*Problem to solve*.
Repeat, line for line, the entries printed below.
━━━━
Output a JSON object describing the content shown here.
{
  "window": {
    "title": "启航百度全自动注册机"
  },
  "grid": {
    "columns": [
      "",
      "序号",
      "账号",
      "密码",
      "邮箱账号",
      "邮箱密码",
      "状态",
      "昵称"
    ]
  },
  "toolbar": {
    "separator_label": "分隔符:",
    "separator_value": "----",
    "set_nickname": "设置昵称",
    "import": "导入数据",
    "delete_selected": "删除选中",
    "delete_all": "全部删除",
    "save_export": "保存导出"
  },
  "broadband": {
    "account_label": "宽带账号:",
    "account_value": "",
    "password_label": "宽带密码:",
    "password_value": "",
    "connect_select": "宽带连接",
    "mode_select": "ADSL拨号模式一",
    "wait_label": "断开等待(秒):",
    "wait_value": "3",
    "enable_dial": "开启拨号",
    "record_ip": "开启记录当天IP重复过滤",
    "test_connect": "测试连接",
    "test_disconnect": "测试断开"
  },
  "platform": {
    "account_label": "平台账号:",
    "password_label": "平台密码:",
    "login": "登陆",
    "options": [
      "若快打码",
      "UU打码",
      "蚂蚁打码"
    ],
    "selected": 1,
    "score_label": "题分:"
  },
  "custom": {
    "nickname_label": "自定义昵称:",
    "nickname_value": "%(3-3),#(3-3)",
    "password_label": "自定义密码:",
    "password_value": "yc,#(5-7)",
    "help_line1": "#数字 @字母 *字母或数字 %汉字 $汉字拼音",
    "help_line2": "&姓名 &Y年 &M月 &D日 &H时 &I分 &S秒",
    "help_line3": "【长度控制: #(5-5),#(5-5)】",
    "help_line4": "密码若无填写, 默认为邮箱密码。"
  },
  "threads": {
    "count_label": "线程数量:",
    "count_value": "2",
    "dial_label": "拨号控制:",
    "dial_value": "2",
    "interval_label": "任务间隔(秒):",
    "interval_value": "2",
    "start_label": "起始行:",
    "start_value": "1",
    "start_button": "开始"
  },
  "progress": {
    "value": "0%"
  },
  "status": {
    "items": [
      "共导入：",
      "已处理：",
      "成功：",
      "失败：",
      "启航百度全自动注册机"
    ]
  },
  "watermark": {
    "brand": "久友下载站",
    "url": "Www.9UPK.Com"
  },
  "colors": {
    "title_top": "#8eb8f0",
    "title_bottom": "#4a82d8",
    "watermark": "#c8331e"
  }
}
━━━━
*Problem solution*.
Output a JSON object describing the content shown here.
{
  "window": {
    "title": "启航百度全自动注册机"
  },
  "grid": {
    "columns": [
      "",
      "序号",
      "账号",
      "密码",
      "邮箱账号",
      "邮箱密码",
      "状态",
      "昵称"
    ]
  },
  "toolbar": {
    "separator_label": "分隔符:",
    "separator_value": "----",
    "set_nickname": "设置昵称",
    "import": "导入数据",
    "delete_selected": "删除选中",
    "delete_all": "全部删除",
    "save_export": "保存导出"
  },
  "broadband": {
    "account_label": "宽带账号:",
    "account_value": "",
    "password_label": "宽带密码:",
    "password_value": "",
    "connect_select": "宽带连接",
    "mode_select": "ADSL拨号模式一",
    "wait_label": "断开等待(秒):",
    "wait_value": "3",
    "enable_dial": "开启拨号",
    "record_ip": "开启记录当天IP重复过滤",
    "test_connect": "测试连接",
    "test_disconnect": "测试断开"
  },
  "platform": {
    "account_label": "平台账号:",
    "password_label": "平台密码:",
    "login": "登陆",
    "options": [
      "若快打码",
      "UU打码",
      "蚂蚁打码"
    ],
    "selected": 1,
    "score_label": "题分:"
  },
  "custom": {
    "nickname_label": "自定义昵称:",
    "nickname_value": "%(3-3),#(3-3)",
    "password_label": "自定义密码:",
    "password_value": "yc,#(5-7)",
    "help_line1": "#数字 @字母 *字母或数字 %汉字 $汉字拼音",
    "help_line2": "&姓名 &Y年 &M月 &D日 &H时 &I分 &S秒",
    "help_line3": "【长度控制: #(5-5),#(5-5)】",
    "help_line4": "密码若无填写, 默认为邮箱密码。"
  },
  "threads": {
    "count_label": "线程数量:",
    "count_value": "2",
    "dial_label": "拨号控制:",
    "dial_value": "2",
    "interval_label": "任务间隔(秒):",
    "interval_value": "2",
    "start_label": "起始行:",
    "start_value": "1",
    "start_button": "开始"
  },
  "progress": {
    "value": "0%"
  },
  "status": {
    "items": [
      "共导入：",
      "已处理：",
      "成功：",
      "失败：",
      "启航百度全自动注册机"
    ]
  },
  "watermark": {
    "brand": "久友下载站",
    "url": "Www.9UPK.Com"
  },
  "colors": {
    "title_top": "#8eb8f0",
    "title_bottom": "#4a82d8",
    "watermark": "#c8331e"
  }
}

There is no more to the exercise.